GOAL OF THE EXERCISE: Excluding pictures, give the entries again exactly as they appear.

RECORDS PROVIDED:
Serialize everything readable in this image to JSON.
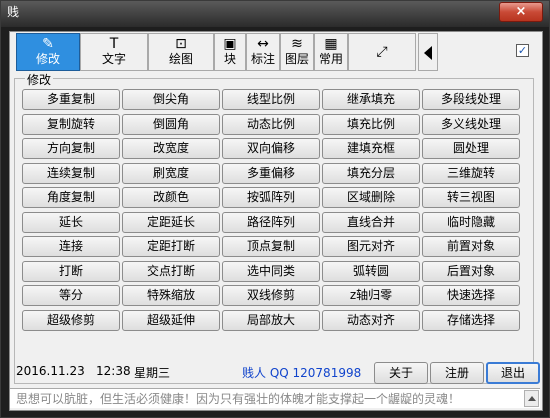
{
  "window": {
    "title": "贱",
    "close_glyph": "×"
  },
  "toolbar": {
    "tabs": [
      {
        "label": "修改",
        "icon": "pencil-icon",
        "glyph": "✎"
      },
      {
        "label": "文字",
        "icon": "text-icon",
        "glyph": "T"
      },
      {
        "label": "绘图",
        "icon": "draw-icon",
        "glyph": "⊡"
      },
      {
        "label": "块",
        "icon": "block-icon",
        "glyph": "▣"
      },
      {
        "label": "标注",
        "icon": "dimension-icon",
        "glyph": "↔"
      },
      {
        "label": "图层",
        "icon": "layers-icon",
        "glyph": "≋"
      },
      {
        "label": "常用",
        "icon": "grid-icon",
        "glyph": "▦"
      },
      {
        "label": "",
        "icon": "export-icon",
        "glyph": "⤢"
      }
    ],
    "checkbox_checked": true
  },
  "group": {
    "title": "修改",
    "buttons": [
      [
        "多重复制",
        "倒尖角",
        "线型比例",
        "继承填充",
        "多段线处理"
      ],
      [
        "复制旋转",
        "倒圆角",
        "动态比例",
        "填充比例",
        "多义线处理"
      ],
      [
        "方向复制",
        "改宽度",
        "双向偏移",
        "建填充框",
        "圆处理"
      ],
      [
        "连续复制",
        "刷宽度",
        "多重偏移",
        "填充分层",
        "三维旋转"
      ],
      [
        "角度复制",
        "改颜色",
        "按弧阵列",
        "区域删除",
        "转三视图"
      ],
      [
        "延长",
        "定距延长",
        "路径阵列",
        "直线合并",
        "临时隐藏"
      ],
      [
        "连接",
        "定距打断",
        "顶点复制",
        "图元对齐",
        "前置对象"
      ],
      [
        "打断",
        "交点打断",
        "选中同类",
        "弧转圆",
        "后置对象"
      ],
      [
        "等分",
        "特殊缩放",
        "双线修剪",
        "z轴归零",
        "快速选择"
      ],
      [
        "超级修剪",
        "超级延伸",
        "局部放大",
        "动态对齐",
        "存储选择"
      ]
    ]
  },
  "status": {
    "date": "2016.11.23",
    "time": "12:38",
    "weekday": "星期三",
    "author": "贱人 QQ 120781998",
    "about_label": "关于",
    "register_label": "注册",
    "exit_label": "退出"
  },
  "motto": "思想可以肮脏，但生活必须健康！因为只有强壮的体魄才能支撑起一个龌龊的灵魂！",
  "colors": {
    "active_tab": "#2f8fe0",
    "author_text": "#1144cc"
  }
}
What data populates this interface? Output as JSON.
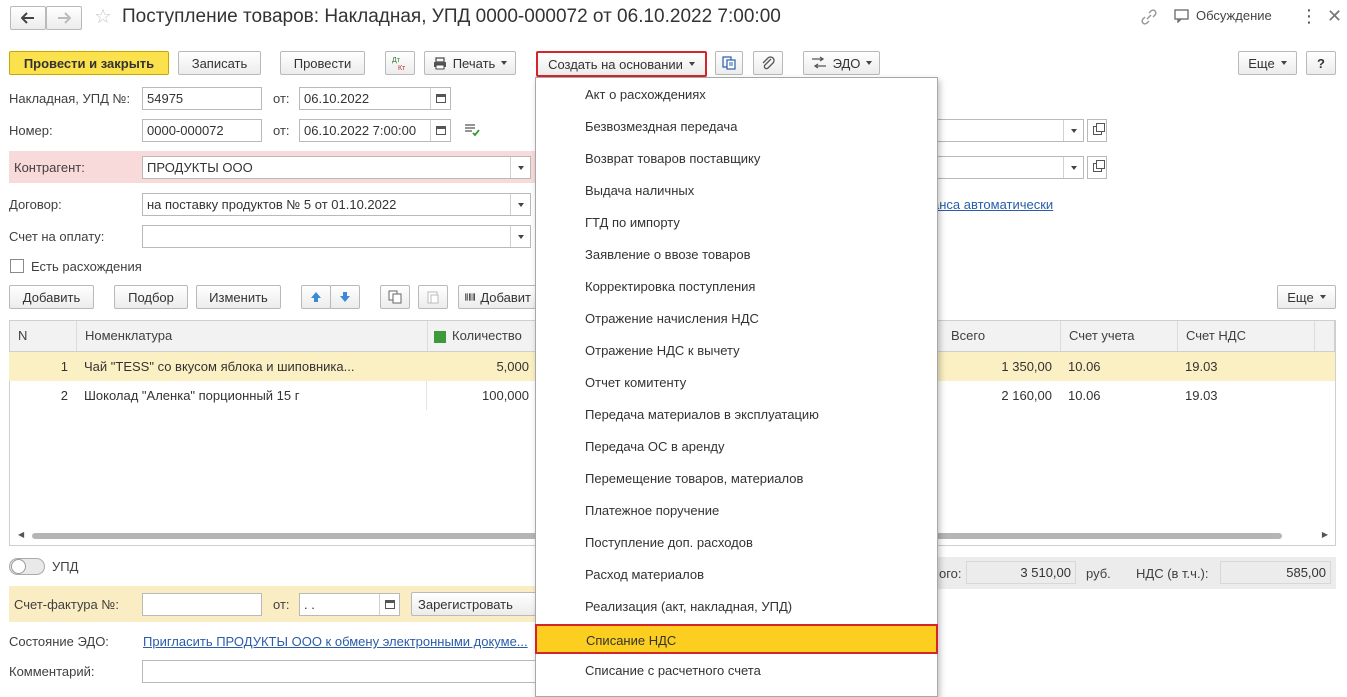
{
  "window": {
    "title": "Поступление товаров: Накладная, УПД 0000-000072 от 06.10.2022 7:00:00",
    "discussion_label": "Обсуждение"
  },
  "toolbar": {
    "post_close": "Провести и закрыть",
    "save": "Записать",
    "post": "Провести",
    "dtkt": "Дт Кт",
    "print": "Печать",
    "create_based": "Создать на основании",
    "edo": "ЭДО",
    "more": "Еще",
    "help": "?"
  },
  "form": {
    "invoice_label": "Накладная, УПД №:",
    "invoice_no": "54975",
    "from_label": "от:",
    "invoice_date": "06.10.2022",
    "number_label": "Номер:",
    "number": "0000-000072",
    "number_date": "06.10.2022  7:00:00",
    "counterparty_label": "Контрагент:",
    "counterparty": "ПРОДУКТЫ ООО",
    "contract_label": "Договор:",
    "contract": "на поставку продуктов № 5 от 01.10.2022",
    "payment_label": "Счет на оплату:",
    "payment": "",
    "discrepancy_label": "Есть расхождения",
    "advance_link": "анса автоматически"
  },
  "table_toolbar": {
    "add": "Добавить",
    "pick": "Подбор",
    "change": "Изменить",
    "add_barcode": "Добавит",
    "more": "Еще"
  },
  "table": {
    "headers": {
      "n": "N",
      "item": "Номенклатура",
      "qty": "Количество",
      "total": "Всего",
      "account": "Счет учета",
      "vat_account": "Счет НДС"
    },
    "rows": [
      {
        "n": "1",
        "item": "Чай \"TESS\" со вкусом яблока и шиповника...",
        "qty": "5,000",
        "total": "1 350,00",
        "account": "10.06",
        "vat_account": "19.03"
      },
      {
        "n": "2",
        "item": "Шоколад \"Аленка\" порционный 15 г",
        "qty": "100,000",
        "total": "2 160,00",
        "account": "10.06",
        "vat_account": "19.03"
      }
    ]
  },
  "footer": {
    "upd_label": "УПД",
    "total_label_tail": "ого:",
    "total": "3 510,00",
    "currency": "руб.",
    "vat_label": "НДС (в т.ч.):",
    "vat": "585,00",
    "invoice_label": "Счет-фактура №:",
    "invoice_no": "",
    "from_label": "от:",
    "invoice_date": " .  .",
    "register": "Зарегистровать",
    "edo_state_label": "Состояние ЭДО:",
    "edo_state_link": "Пригласить ПРОДУКТЫ ООО к обмену электронными докуме...",
    "comment_label": "Комментарий:"
  },
  "menu": {
    "items": [
      "Акт о расхождениях",
      "Безвозмездная передача",
      "Возврат товаров поставщику",
      "Выдача наличных",
      "ГТД по импорту",
      "Заявление о ввозе товаров",
      "Корректировка поступления",
      "Отражение начисления НДС",
      "Отражение НДС к вычету",
      "Отчет комитенту",
      "Передача материалов в эксплуатацию",
      "Передача ОС в аренду",
      "Перемещение товаров, материалов",
      "Платежное поручение",
      "Поступление доп. расходов",
      "Расход материалов",
      "Реализация (акт, накладная, УПД)",
      "Списание НДС",
      "Списание с расчетного счета"
    ],
    "highlighted_index": 17
  },
  "colors": {
    "accent_yellow": "#fbe14b",
    "highlight": "#fbce1f",
    "selected_row": "#fbf0c3",
    "required_pink": "#f9dada",
    "red_frame": "#d6252a",
    "link": "#2a5da8"
  }
}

COMPLETED TASK:
Serialize everything readable in this image to JSON.
{
  "window": {
    "title": "贱",
    "close_glyph": "×"
  },
  "toolbar": {
    "tabs": [
      {
        "label": "修改",
        "icon": "pencil-icon",
        "glyph": "✎"
      },
      {
        "label": "文字",
        "icon": "text-icon",
        "glyph": "T"
      },
      {
        "label": "绘图",
        "icon": "draw-icon",
        "glyph": "⊡"
      },
      {
        "label": "块",
        "icon": "block-icon",
        "glyph": "▣"
      },
      {
        "label": "标注",
        "icon": "dimension-icon",
        "glyph": "↔"
      },
      {
        "label": "图层",
        "icon": "layers-icon",
        "glyph": "≋"
      },
      {
        "label": "常用",
        "icon": "grid-icon",
        "glyph": "▦"
      },
      {
        "label": "",
        "icon": "export-icon",
        "glyph": "⤢"
      }
    ],
    "checkbox_checked": true
  },
  "group": {
    "title": "修改",
    "buttons": [
      [
        "多重复制",
        "倒尖角",
        "线型比例",
        "继承填充",
        "多段线处理"
      ],
      [
        "复制旋转",
        "倒圆角",
        "动态比例",
        "填充比例",
        "多义线处理"
      ],
      [
        "方向复制",
        "改宽度",
        "双向偏移",
        "建填充框",
        "圆处理"
      ],
      [
        "连续复制",
        "刷宽度",
        "多重偏移",
        "填充分层",
        "三维旋转"
      ],
      [
        "角度复制",
        "改颜色",
        "按弧阵列",
        "区域删除",
        "转三视图"
      ],
      [
        "延长",
        "定距延长",
        "路径阵列",
        "直线合并",
        "临时隐藏"
      ],
      [
        "连接",
        "定距打断",
        "顶点复制",
        "图元对齐",
        "前置对象"
      ],
      [
        "打断",
        "交点打断",
        "选中同类",
        "弧转圆",
        "后置对象"
      ],
      [
        "等分",
        "特殊缩放",
        "双线修剪",
        "z轴归零",
        "快速选择"
      ],
      [
        "超级修剪",
        "超级延伸",
        "局部放大",
        "动态对齐",
        "存储选择"
      ]
    ]
  },
  "status": {
    "date": "2016.11.23",
    "time": "12:38",
    "weekday": "星期三",
    "author": "贱人 QQ 120781998",
    "about_label": "关于",
    "register_label": "注册",
    "exit_label": "退出"
  },
  "motto": "思想可以肮脏，但生活必须健康！因为只有强壮的体魄才能支撑起一个龌龊的灵魂！",
  "colors": {
    "active_tab": "#2f8fe0",
    "author_text": "#1144cc"
  }
}
What data populates this interface? Output as JSON.
{
  "window": {
    "title": "Поступление товаров: Накладная, УПД 0000-000072 от 06.10.2022 7:00:00",
    "discussion_label": "Обсуждение"
  },
  "toolbar": {
    "post_close": "Провести и закрыть",
    "save": "Записать",
    "post": "Провести",
    "dtkt": "Дт Кт",
    "print": "Печать",
    "create_based": "Создать на основании",
    "edo": "ЭДО",
    "more": "Еще",
    "help": "?"
  },
  "form": {
    "invoice_label": "Накладная, УПД №:",
    "invoice_no": "54975",
    "from_label": "от:",
    "invoice_date": "06.10.2022",
    "number_label": "Номер:",
    "number": "0000-000072",
    "number_date": "06.10.2022  7:00:00",
    "counterparty_label": "Контрагент:",
    "counterparty": "ПРОДУКТЫ ООО",
    "contract_label": "Договор:",
    "contract": "на поставку продуктов № 5 от 01.10.2022",
    "payment_label": "Счет на оплату:",
    "payment": "",
    "discrepancy_label": "Есть расхождения",
    "advance_link": "анса автоматически"
  },
  "table_toolbar": {
    "add": "Добавить",
    "pick": "Подбор",
    "change": "Изменить",
    "add_barcode": "Добавит",
    "more": "Еще"
  },
  "table": {
    "headers": {
      "n": "N",
      "item": "Номенклатура",
      "qty": "Количество",
      "total": "Всего",
      "account": "Счет учета",
      "vat_account": "Счет НДС"
    },
    "rows": [
      {
        "n": "1",
        "item": "Чай \"TESS\" со вкусом яблока и шиповника...",
        "qty": "5,000",
        "total": "1 350,00",
        "account": "10.06",
        "vat_account": "19.03"
      },
      {
        "n": "2",
        "item": "Шоколад \"Аленка\" порционный 15 г",
        "qty": "100,000",
        "total": "2 160,00",
        "account": "10.06",
        "vat_account": "19.03"
      }
    ]
  },
  "footer": {
    "upd_label": "УПД",
    "total_label_tail": "ого:",
    "total": "3 510,00",
    "currency": "руб.",
    "vat_label": "НДС (в т.ч.):",
    "vat": "585,00",
    "invoice_label": "Счет-фактура №:",
    "invoice_no": "",
    "from_label": "от:",
    "invoice_date": " .  .",
    "register": "Зарегистровать",
    "edo_state_label": "Состояние ЭДО:",
    "edo_state_link": "Пригласить ПРОДУКТЫ ООО к обмену электронными докуме...",
    "comment_label": "Комментарий:"
  },
  "menu": {
    "items": [
      "Акт о расхождениях",
      "Безвозмездная передача",
      "Возврат товаров поставщику",
      "Выдача наличных",
      "ГТД по импорту",
      "Заявление о ввозе товаров",
      "Корректировка поступления",
      "Отражение начисления НДС",
      "Отражение НДС к вычету",
      "Отчет комитенту",
      "Передача материалов в эксплуатацию",
      "Передача ОС в аренду",
      "Перемещение товаров, материалов",
      "Платежное поручение",
      "Поступление доп. расходов",
      "Расход материалов",
      "Реализация (акт, накладная, УПД)",
      "Списание НДС",
      "Списание с расчетного счета"
    ],
    "highlighted_index": 17
  },
  "colors": {
    "accent_yellow": "#fbe14b",
    "highlight": "#fbce1f",
    "selected_row": "#fbf0c3",
    "required_pink": "#f9dada",
    "red_frame": "#d6252a",
    "link": "#2a5da8"
  }
}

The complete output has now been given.